Remote-controlled cars did particularly well during the shutdown, as did sidewalk chalk, jump ropes, hula hoops and other outdoor toys.
“Puzzles we could not keep in stock, and board games,” she says. “People were really taking time to sit at home and have a family night and play board games, which is good! People need to spend more time playing board games with their family!”
“A lot of people are finding that they’d missed a lot with their children because they thought they didn’t have time,” Walter says. “This was forced on them, but now they’ll miss it when they go back.”
Walter still owns the building but says he doesn’t come into the store much anymore. He’ll drop in every once in a while, especially during the lead-up to Christmas.
“He comes in and says, ‘You need to order more of this! You need to order more of that! You didn’t clean the bathrooms this morning! Somebody needs to vacuum the floor!’” Tricia laughs. “We get a lot of that.”

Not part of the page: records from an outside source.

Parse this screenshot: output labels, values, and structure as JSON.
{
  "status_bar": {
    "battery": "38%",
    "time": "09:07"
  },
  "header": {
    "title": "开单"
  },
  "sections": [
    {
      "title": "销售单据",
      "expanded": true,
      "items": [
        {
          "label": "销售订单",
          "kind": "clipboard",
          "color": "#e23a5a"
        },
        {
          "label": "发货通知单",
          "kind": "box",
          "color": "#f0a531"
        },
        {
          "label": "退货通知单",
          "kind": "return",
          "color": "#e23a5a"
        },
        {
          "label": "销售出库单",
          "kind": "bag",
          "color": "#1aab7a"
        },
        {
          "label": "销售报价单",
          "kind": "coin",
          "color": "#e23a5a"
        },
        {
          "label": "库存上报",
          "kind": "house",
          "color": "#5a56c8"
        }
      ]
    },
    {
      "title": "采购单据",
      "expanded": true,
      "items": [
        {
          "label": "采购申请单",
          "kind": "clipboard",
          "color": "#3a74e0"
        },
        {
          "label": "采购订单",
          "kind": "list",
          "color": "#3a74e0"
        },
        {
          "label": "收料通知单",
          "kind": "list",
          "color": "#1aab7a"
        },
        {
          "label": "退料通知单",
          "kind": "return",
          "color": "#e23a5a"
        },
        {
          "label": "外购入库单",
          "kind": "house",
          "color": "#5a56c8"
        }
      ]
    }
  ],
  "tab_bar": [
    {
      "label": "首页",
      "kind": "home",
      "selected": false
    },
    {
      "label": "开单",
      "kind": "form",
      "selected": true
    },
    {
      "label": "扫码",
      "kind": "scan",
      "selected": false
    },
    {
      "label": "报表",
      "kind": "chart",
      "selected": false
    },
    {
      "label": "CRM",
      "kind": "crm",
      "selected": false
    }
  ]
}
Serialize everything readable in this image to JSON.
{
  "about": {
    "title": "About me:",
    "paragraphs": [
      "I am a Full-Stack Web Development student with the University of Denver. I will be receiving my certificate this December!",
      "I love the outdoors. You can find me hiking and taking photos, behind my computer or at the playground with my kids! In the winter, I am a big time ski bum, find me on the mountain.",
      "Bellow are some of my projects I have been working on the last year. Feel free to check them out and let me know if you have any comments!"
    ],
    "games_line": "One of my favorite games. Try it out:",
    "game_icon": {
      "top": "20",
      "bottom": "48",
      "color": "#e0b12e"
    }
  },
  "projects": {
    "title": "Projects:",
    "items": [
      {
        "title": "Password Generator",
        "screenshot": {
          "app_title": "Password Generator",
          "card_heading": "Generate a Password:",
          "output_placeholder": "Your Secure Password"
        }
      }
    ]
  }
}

But he really likes to see the longtime customers, including families that have been shopping at Homewood Toy and Hobby for generations.
“It is amazing,” he says. “There’s one man and his family that come in here with their children – and they’re grown children that have their own children now. I don’t know his name, but he always gives me a big hug, and every year he says, ‘One more year.’”
Tricia says customers still come in who remember when the store was on the corner and sold bicycles.
“There are people that just want to come in the store because this is where their toys came from when they were little,” she says. “For Thanksgiving, normally we see tons of people that are in town visiting family that just bring kids and grandkids because they want them to see our store. … I just like to see the people come back who have shopped here over the years and have good things to say.”
“People like to come into the store and see the same person,” she added, reaching for Walter’s stack of photographs. “We’ve had lots of employees that have worked here for a long time. Julie, who manages the store up front, has been here probably 20 years now. I’ve worked here forever.”
She pulled out a photo of a middle-aged man behind a counter smiling and holding a model train.
“Bill Norman, who passed away a few years ago, worked here for 37 years. It’s harder to do now, but we like to get employees that will actually stay. People want to come in and see familiar faces.”
Even with COVID-19’s continued presence, she expects she’ll see plenty of familiar faces over the holidays.
“One thing we learned during the pandemic: People might cut back, but they’re not going to skimp on their kids’ toys,” she says. “Kids are going to get toys one way or the other. Christmas is going to happen. … We’re just happy we’re still here and that people still keep coming to the store. It’s a really good business to be in, really.”